I just finished reading The Help, which I am sure by the sheer amount of reviews and whatnot many if not most of you have already read or seen on screen. Amazon, so far, lists more than 5100 reviews for this first time novelist, most of them positive. I was curious who would plug in a rating of “one” and what they would say, but was afraid my worst fears would manifest itself with a plethora of “Hilly”s taking to the reviews while they were setting their hair and waiting for the good ol’ days to return.

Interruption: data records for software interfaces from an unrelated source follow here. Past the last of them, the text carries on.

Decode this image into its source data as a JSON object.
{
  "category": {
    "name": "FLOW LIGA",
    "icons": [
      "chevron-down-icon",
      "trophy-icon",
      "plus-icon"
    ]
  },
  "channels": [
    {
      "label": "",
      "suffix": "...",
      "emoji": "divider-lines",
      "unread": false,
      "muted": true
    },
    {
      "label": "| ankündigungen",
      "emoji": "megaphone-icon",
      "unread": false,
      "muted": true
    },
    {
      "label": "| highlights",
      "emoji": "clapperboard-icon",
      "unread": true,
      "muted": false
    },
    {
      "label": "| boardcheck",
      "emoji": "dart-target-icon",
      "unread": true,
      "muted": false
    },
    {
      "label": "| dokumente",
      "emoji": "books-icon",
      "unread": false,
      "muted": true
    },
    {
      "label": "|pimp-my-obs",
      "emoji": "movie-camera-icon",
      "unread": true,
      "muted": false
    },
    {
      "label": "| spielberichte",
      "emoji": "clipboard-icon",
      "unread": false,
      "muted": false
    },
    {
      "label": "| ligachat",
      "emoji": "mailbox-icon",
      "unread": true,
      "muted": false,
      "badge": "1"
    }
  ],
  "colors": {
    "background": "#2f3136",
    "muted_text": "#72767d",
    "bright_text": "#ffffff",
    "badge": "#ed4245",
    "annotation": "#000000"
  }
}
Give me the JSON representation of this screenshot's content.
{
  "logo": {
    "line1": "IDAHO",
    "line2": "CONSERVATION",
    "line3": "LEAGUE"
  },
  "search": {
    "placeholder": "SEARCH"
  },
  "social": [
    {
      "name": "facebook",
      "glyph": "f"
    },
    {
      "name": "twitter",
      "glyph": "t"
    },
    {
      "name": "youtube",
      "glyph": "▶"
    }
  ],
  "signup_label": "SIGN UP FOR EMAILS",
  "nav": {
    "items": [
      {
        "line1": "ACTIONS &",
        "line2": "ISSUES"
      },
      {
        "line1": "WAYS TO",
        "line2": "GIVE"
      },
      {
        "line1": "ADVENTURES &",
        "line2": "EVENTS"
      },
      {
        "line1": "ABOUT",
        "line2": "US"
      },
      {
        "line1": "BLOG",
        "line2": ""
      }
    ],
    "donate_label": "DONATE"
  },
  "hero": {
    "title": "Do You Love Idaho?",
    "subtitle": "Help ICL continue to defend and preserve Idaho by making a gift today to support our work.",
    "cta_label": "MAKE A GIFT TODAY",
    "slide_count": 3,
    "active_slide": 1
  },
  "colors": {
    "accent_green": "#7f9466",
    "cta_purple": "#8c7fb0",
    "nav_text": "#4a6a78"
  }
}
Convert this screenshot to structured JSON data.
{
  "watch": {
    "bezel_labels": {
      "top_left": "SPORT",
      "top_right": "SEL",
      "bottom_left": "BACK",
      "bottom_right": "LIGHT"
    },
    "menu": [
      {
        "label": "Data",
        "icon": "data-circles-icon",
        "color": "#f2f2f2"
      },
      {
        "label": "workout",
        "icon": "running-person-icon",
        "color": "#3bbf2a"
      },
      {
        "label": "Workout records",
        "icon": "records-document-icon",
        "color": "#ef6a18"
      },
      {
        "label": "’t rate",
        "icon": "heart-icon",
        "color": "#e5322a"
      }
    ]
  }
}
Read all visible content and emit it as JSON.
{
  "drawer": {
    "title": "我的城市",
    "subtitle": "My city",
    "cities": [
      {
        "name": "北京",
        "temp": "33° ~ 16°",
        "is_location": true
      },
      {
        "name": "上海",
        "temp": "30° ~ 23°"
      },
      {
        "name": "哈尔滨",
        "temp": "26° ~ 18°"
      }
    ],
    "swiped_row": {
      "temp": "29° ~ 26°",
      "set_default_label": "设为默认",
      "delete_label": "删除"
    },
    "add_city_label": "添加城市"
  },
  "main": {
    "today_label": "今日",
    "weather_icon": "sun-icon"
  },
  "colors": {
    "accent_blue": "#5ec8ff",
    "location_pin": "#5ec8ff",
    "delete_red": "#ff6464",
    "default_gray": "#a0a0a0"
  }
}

Mostly, I just sort of sat sober when I was finished. One, that this history was incredibly recent. Two, that I was so clueless about it. And three, that I was so naive to be really stinkin’ annoyed by people who assumed that because I was white, I was racist. Well, I’m not. Racist, that is. But fool enough to be that clueless, I suppose so.
I spent half my growing up years in England growing up not only among Brits, but among other “Yanks” from all over the states (and thus cultural areas). I guess that afforded me the blinders. Even when I putzed in the states every so many years, I lived in places like California, where my first “very best friend in the world” was Jocelyn, who was black, and that didn’t turn a single head.
I remember only two events that nicked my blindspots while growing up. One, was an argument with a relative about how yes I would certainly marry a black man if that’s how it worked out. I don’t even remember why that conversation came up but I do remember being so angry! The second event was meeting one of my husband’s relatives, and how she narrowed her eyes asking all about the Greek in me (my mom is Greek) and how her neighbors were Greek and what *those Greek folks* were like. All I can say is that I still loved those women during those conversations. But sheesh.
The other book I recently read was this one:
…and I tweeted how that book was about the best book I have ever read. I feel like the Lord just grew me up as not only a Christian woman, but as a white woman who needed to know about the kind of history I am hoping to be living at the tail end of. And yet, I am not naive about even that anymore.
Where I live, people are white (and I’m not just saying that because the sun doesn’t shine here enough to tan). The fact is, once you cross over the mountains to the east and head into valleys where all of our major farmlands are, most of the farmhands you see are…Hispanic. They pick the fruit, they clean the houses, the raise the children…of white people. I see it more now.
I guess I just pray. Because only God can change hearts and I think it somehow begins with hearts that already love the Lord. I pray for courage, for the devil’s grip on our nation to loosen, to see somehow in my lifetime on earth a taste of that grand banquet to come, where God is glorified not only by our marvelous differences but for our love and fellowship for one another and for the similarity of being in Christ. I guess if that makes me a foolish white woman, then that’s where I am right now.
May God grant me the courage to keep my eyes and heart open.